Governor Earl Ray Tomblin vetoed West Virginia House Bill 4588 late on Friday. The bill would have outlawed abortion after 20 weeks statewide.
The Governor issued a statement explaining his decision: “I believe there is no greater gift of love than the gift of life. I have stated this time and again throughout my career and it is reflected in my legislative voting record. However, I have vetoed HB 4588 because I am advised, by not only attorneys from the legislature, but through my own legal team that this bill is unconstitutional.”
Abortions until approximately 24 weeks are allowed by the Roe vs. Wade ruling. The push to shorten this time frame is based on the theory that a fetus can feel pain after 20 weeks, though this is not widely agreed upon in the scientific community. Pro-choice advocates see 20-week bans as incrementally eroding women’s reproductive rights, further limiting their freedom to choose by narrowing the window women have to make a difficult decision.
Nine states have 20-week “fetal pain bans,” though West Virginia would have marked the first Democrat-controlled legislature to limit abortion access in this way.
Reproductive rights advocates argue not only for women’s freedom of choice but for the right to medical self-determination. In his statement, Governor Tomblin honored mothers forced to make difficult medical decisions when faced with complications during pregnancy, saying, “The bill is also problematic because it unduly restricts the physician-patient relationship. All patients, particularly expectant mothers, require the best, most unfettered medical judgment and advice from their physicians regarding treatment options."
"The medical community has made it clear to me that the criminal penalties this bill imposes will impede that advice, and those options, to the detriment of the health and safety of expectant mothers,” the Governor added.
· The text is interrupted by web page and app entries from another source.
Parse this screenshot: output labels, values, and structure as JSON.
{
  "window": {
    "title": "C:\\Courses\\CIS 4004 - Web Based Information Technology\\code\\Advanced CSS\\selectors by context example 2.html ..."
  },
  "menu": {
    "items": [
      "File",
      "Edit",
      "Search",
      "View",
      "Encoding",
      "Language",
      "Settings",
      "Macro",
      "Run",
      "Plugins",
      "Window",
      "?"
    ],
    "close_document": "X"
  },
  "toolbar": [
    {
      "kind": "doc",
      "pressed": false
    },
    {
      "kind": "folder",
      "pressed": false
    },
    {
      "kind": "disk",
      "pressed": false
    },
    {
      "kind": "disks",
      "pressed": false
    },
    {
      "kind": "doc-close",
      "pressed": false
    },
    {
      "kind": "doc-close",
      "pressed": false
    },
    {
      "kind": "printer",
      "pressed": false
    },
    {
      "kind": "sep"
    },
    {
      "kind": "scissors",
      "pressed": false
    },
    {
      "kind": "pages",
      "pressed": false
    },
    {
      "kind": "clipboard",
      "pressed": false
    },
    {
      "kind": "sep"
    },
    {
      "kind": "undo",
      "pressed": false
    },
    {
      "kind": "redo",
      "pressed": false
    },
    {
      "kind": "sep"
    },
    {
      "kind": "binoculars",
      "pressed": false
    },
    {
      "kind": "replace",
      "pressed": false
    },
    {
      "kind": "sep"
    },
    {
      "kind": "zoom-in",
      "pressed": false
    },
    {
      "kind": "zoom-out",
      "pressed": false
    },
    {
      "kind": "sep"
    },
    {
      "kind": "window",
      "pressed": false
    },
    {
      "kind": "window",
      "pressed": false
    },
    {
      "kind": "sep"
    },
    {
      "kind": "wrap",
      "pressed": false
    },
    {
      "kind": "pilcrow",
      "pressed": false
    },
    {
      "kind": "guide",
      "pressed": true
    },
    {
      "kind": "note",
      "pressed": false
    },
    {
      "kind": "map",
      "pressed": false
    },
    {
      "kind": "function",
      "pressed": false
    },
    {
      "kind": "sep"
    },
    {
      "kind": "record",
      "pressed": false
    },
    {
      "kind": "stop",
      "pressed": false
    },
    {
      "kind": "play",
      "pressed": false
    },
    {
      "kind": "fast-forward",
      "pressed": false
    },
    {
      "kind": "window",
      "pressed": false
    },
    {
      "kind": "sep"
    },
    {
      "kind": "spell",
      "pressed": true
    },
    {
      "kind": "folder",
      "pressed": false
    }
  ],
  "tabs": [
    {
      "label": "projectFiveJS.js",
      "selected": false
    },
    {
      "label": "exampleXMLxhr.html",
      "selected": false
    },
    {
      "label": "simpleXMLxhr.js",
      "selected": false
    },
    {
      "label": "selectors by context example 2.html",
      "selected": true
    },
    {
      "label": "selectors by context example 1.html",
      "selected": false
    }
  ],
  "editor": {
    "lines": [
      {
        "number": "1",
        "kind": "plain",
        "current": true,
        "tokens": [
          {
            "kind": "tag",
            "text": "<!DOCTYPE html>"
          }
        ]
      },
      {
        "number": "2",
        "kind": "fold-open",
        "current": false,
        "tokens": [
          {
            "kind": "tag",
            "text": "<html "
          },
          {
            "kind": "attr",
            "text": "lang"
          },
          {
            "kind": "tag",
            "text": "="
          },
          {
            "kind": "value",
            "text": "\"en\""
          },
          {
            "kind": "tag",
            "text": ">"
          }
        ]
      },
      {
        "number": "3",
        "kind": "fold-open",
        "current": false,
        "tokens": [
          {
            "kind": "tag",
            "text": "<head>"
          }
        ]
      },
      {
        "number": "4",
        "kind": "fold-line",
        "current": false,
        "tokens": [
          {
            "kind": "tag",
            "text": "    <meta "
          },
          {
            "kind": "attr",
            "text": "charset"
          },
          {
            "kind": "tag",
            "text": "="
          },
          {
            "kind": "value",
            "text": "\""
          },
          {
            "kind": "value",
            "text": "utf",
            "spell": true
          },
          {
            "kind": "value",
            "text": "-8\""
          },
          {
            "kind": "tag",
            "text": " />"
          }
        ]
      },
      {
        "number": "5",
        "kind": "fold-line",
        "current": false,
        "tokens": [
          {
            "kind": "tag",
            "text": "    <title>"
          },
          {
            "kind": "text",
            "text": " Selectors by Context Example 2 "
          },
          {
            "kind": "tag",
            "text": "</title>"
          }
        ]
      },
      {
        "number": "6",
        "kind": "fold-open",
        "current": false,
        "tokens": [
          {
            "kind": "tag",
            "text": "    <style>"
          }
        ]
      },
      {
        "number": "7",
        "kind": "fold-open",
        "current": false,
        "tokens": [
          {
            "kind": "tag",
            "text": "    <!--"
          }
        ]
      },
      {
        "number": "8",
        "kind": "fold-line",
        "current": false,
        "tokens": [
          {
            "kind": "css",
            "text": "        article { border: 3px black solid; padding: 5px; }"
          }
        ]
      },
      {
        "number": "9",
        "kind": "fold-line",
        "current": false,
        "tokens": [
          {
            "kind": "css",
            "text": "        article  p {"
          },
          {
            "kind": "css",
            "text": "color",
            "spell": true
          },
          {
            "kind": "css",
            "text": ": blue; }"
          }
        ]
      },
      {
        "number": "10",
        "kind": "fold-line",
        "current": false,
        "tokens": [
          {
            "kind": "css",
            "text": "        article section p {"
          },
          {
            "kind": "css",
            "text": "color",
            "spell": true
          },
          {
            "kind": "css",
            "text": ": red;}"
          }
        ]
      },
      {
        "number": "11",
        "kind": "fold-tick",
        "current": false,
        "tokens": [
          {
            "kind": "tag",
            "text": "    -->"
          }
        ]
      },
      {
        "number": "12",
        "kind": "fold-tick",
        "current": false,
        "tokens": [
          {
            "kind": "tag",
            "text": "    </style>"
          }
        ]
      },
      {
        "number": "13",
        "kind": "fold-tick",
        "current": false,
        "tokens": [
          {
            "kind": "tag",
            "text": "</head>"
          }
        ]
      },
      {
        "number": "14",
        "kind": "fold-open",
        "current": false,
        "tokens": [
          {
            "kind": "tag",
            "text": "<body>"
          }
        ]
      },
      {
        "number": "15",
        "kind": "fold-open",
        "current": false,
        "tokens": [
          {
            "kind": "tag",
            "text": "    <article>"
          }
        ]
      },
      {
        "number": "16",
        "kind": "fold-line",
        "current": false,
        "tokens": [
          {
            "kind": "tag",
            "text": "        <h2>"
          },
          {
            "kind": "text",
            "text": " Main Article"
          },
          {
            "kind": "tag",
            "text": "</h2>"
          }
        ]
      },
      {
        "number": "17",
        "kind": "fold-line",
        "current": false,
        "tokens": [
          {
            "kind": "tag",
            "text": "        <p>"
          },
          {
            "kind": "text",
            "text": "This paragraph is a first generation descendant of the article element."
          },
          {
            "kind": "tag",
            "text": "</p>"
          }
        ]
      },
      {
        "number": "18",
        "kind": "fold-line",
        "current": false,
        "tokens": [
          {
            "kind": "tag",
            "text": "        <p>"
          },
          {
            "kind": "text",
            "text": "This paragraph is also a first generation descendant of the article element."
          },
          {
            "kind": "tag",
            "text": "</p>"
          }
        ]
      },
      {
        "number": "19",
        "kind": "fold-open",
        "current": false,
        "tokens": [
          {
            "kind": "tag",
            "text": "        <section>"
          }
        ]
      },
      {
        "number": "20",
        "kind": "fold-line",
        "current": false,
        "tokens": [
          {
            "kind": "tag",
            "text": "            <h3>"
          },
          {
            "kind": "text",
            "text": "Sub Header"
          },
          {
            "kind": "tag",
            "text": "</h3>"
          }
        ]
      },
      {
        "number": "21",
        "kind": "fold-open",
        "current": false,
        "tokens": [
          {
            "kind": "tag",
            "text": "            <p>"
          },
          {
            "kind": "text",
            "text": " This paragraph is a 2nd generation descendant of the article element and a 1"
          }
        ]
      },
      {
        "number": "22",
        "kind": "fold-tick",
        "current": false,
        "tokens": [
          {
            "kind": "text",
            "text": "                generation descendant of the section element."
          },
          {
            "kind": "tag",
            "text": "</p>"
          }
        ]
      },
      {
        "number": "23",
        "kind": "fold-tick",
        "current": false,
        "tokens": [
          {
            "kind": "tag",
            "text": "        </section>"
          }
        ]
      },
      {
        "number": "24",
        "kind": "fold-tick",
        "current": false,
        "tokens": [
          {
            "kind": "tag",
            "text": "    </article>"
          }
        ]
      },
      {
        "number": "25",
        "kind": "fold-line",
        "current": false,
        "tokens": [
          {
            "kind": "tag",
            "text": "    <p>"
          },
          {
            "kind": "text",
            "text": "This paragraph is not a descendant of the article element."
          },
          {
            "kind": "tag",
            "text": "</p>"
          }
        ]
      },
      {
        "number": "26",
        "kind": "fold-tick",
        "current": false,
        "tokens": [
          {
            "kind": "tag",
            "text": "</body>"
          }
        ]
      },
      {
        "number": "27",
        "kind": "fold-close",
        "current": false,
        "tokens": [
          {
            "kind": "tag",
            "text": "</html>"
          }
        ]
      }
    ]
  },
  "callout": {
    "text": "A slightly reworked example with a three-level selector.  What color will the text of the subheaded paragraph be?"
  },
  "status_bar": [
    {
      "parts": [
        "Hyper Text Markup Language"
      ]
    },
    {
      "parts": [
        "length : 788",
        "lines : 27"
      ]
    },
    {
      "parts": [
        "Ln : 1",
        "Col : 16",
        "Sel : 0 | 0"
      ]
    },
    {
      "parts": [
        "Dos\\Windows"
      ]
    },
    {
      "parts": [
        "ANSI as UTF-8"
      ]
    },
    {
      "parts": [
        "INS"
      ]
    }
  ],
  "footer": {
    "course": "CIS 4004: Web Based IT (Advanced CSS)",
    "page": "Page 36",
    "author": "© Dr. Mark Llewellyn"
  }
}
Sara Bird, the president of the American Civil Liberties Union of West Virginia, praised Tomblin’s reasoning behind his choice to veto 4588: “The governor rightly saw this bill as a blatantly unconstitutional restriction on women’s health. Every pregnancy is different, and we can’t know all of the circumstances a woman is facing. A woman who is planning for a child but develops complications doesn’t need politicians interfering with her decision, nor does any other woman.”
[Governor Tomblin's Statement]